[Recorded data]

╔══

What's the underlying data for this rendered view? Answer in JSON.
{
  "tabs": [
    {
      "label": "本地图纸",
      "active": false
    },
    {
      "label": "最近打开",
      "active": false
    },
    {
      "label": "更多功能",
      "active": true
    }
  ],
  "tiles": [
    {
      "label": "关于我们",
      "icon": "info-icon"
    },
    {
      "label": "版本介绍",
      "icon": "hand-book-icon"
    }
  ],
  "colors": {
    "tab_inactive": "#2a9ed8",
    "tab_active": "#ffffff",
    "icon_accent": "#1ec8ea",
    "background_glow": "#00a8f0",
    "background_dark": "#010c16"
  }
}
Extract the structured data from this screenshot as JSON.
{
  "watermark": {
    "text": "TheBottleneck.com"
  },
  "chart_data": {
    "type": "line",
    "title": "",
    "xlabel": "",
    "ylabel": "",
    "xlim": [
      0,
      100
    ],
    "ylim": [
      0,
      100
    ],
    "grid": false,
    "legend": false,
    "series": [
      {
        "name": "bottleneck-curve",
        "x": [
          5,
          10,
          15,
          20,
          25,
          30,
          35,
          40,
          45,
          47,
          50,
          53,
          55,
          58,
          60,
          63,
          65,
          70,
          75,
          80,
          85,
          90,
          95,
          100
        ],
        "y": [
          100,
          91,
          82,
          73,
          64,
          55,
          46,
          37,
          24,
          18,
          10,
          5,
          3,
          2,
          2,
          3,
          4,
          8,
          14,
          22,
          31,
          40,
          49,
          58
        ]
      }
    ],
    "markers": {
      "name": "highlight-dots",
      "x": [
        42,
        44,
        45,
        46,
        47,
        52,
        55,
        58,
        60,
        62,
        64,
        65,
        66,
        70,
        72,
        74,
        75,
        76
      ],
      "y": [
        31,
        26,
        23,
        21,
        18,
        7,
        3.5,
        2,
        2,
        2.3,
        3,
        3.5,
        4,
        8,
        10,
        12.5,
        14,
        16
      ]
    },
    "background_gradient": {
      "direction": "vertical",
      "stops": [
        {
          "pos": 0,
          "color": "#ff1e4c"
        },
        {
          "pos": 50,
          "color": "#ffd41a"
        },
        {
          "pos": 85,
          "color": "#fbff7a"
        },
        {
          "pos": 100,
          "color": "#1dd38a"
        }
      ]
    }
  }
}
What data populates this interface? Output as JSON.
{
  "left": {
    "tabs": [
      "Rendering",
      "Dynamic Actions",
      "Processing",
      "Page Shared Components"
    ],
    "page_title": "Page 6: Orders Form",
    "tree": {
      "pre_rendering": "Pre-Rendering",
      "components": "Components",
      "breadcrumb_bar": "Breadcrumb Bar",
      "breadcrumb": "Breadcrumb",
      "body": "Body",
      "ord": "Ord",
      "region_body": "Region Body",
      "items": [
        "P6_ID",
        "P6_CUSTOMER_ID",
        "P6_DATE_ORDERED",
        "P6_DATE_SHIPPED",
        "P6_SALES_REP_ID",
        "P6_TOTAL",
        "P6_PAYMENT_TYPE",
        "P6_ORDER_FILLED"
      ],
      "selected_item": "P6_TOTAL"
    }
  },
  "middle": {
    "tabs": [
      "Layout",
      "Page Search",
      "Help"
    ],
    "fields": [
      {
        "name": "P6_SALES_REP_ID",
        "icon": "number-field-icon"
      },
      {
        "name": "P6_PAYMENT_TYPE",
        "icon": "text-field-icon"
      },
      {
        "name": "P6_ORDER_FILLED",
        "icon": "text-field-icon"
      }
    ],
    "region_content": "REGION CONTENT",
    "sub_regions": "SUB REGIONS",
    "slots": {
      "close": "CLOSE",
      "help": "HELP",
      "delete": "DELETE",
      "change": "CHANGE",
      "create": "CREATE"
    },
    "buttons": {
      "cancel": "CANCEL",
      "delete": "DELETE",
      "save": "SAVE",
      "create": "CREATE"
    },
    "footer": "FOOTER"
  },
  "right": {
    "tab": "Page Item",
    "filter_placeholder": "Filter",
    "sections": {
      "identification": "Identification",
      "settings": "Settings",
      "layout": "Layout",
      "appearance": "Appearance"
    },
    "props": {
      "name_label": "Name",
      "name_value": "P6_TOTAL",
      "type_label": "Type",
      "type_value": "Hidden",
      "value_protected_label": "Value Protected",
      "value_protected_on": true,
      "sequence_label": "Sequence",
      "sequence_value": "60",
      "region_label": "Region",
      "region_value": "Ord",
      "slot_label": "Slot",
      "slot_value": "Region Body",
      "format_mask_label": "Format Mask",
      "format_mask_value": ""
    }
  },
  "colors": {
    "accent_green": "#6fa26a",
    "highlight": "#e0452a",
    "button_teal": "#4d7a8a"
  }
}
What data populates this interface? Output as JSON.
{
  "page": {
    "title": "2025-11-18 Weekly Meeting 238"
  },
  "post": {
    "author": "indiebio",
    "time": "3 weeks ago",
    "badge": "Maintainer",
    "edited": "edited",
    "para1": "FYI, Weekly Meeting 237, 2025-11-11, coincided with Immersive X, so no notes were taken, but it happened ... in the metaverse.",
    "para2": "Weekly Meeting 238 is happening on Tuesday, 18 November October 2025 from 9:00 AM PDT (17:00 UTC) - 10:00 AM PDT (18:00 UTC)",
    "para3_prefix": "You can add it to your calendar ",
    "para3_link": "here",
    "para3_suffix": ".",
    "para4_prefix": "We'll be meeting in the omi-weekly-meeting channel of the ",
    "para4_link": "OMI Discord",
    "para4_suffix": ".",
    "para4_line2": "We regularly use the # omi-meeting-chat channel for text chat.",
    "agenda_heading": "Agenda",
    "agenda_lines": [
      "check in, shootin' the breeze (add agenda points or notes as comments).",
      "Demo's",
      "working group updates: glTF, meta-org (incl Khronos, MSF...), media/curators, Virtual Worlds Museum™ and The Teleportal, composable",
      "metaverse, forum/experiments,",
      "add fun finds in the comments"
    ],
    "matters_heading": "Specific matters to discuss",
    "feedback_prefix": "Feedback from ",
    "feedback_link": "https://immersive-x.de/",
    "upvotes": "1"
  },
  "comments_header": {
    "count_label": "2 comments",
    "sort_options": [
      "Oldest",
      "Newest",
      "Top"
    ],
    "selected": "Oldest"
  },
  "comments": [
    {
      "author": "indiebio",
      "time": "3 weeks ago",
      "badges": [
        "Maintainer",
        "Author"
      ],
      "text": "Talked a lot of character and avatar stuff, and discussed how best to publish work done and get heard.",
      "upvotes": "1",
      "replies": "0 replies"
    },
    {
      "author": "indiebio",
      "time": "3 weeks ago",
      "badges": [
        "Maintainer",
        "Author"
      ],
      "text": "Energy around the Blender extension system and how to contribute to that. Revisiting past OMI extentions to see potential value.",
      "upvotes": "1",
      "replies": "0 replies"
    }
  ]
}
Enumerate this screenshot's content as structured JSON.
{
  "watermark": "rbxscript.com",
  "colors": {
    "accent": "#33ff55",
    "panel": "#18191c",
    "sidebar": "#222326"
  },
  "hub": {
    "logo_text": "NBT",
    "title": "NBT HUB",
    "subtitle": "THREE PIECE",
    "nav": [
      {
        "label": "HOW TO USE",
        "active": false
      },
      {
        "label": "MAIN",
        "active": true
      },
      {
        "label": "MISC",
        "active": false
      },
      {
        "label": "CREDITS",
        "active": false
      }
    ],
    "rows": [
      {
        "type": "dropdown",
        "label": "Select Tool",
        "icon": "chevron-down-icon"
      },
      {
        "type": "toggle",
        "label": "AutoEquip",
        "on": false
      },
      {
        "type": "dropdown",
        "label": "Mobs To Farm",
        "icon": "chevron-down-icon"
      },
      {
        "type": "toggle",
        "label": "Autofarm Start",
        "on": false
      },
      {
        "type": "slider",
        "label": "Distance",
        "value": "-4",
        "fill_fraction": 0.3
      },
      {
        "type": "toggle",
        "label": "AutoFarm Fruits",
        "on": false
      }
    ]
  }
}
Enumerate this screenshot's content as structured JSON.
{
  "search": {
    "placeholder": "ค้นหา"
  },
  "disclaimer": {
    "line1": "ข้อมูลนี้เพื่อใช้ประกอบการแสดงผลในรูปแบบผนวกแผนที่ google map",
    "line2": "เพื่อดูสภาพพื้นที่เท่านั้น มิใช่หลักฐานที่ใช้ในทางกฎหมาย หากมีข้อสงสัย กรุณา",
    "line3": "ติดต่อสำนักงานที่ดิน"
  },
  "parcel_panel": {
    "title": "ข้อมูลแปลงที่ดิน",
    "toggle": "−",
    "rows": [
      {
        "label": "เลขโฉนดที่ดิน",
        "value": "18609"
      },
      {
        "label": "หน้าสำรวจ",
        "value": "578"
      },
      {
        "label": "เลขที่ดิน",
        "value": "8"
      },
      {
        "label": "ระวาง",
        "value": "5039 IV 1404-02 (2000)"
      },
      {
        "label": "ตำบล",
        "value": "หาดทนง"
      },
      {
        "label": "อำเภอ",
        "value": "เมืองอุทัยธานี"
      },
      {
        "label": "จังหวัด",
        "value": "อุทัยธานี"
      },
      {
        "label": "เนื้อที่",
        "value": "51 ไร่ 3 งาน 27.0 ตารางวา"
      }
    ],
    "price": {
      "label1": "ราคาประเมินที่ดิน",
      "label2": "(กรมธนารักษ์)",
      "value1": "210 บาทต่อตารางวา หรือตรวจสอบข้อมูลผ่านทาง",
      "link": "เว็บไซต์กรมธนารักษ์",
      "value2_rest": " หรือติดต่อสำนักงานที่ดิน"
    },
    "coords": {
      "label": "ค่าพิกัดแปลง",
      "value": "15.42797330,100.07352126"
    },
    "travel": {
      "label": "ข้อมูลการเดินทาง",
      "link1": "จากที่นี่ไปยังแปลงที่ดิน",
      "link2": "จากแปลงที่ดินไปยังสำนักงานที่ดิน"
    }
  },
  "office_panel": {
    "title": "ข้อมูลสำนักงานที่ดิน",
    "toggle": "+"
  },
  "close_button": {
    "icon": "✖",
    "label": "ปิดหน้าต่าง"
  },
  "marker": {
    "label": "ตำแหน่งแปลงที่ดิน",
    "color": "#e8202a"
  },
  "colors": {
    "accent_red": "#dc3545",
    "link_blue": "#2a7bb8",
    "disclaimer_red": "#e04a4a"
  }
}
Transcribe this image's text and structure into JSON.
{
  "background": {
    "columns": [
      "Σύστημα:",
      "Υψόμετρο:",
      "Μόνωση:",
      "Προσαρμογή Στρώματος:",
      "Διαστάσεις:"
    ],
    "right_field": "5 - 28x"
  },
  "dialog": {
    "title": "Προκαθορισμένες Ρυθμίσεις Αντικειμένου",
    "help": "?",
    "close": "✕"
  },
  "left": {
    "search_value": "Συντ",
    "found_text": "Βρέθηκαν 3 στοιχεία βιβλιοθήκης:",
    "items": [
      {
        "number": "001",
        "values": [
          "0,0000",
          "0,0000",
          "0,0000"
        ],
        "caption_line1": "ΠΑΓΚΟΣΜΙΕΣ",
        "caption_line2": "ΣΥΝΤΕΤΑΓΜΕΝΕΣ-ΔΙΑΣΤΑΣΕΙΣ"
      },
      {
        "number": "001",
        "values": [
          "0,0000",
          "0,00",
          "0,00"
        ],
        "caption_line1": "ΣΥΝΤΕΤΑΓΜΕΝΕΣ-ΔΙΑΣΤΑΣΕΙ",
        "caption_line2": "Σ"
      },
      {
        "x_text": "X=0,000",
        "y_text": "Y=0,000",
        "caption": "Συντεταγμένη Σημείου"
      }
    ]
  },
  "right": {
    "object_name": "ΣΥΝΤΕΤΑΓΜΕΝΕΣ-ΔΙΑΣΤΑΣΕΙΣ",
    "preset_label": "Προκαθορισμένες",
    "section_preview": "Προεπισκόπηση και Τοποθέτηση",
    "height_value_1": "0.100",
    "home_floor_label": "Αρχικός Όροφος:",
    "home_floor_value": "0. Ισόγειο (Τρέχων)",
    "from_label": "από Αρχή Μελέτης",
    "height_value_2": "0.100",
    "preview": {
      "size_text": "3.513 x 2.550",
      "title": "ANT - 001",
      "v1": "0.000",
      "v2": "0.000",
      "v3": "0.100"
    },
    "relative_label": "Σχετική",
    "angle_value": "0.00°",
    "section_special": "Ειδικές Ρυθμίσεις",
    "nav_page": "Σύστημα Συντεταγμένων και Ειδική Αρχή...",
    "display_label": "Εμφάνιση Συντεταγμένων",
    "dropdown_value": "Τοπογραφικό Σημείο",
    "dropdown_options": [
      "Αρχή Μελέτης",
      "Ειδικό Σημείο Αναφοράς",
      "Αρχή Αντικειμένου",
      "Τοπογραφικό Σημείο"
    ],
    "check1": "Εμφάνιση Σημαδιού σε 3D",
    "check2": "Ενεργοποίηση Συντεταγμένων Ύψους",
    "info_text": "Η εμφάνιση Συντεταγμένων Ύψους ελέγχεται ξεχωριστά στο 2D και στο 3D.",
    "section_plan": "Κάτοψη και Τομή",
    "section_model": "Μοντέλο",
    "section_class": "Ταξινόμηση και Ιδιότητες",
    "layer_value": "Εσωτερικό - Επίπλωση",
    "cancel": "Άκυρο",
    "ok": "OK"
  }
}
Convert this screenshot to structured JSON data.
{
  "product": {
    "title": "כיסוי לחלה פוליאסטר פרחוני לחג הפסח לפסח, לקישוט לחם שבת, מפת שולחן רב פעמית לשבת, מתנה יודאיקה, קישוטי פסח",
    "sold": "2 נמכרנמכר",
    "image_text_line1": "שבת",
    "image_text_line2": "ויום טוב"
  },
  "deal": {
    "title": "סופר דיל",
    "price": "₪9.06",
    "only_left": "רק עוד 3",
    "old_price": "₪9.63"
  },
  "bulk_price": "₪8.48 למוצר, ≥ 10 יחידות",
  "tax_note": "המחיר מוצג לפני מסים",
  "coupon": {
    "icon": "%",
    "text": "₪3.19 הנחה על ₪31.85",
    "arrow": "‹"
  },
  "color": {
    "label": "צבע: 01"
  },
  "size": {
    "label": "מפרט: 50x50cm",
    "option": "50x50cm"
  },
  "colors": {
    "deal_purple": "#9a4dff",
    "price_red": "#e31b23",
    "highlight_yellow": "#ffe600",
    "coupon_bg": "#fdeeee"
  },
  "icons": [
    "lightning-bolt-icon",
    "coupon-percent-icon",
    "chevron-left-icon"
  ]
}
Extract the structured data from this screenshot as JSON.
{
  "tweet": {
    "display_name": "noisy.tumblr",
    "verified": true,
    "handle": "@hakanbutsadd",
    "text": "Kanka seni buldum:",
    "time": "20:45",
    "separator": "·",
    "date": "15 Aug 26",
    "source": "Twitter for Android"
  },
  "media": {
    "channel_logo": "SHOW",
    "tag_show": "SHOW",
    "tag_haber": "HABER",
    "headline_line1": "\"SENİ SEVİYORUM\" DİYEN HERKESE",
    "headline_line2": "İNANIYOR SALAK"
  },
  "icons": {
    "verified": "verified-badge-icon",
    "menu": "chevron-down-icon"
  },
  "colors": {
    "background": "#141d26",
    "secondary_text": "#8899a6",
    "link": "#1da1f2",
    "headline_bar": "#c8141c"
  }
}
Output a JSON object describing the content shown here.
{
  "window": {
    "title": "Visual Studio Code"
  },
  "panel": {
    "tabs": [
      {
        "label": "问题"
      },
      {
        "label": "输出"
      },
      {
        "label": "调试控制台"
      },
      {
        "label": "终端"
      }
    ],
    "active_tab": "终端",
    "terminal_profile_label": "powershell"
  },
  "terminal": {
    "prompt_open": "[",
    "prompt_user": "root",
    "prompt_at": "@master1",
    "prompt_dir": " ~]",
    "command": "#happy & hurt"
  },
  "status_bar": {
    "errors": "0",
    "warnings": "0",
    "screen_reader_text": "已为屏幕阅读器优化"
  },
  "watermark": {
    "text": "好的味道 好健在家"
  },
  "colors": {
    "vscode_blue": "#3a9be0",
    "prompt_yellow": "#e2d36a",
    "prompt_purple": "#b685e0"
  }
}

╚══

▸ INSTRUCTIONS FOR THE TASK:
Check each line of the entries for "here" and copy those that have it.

▸ RESPONSE TO THE TASK:
    "para3_link": "here",
Output a JSON object describing the content shown here.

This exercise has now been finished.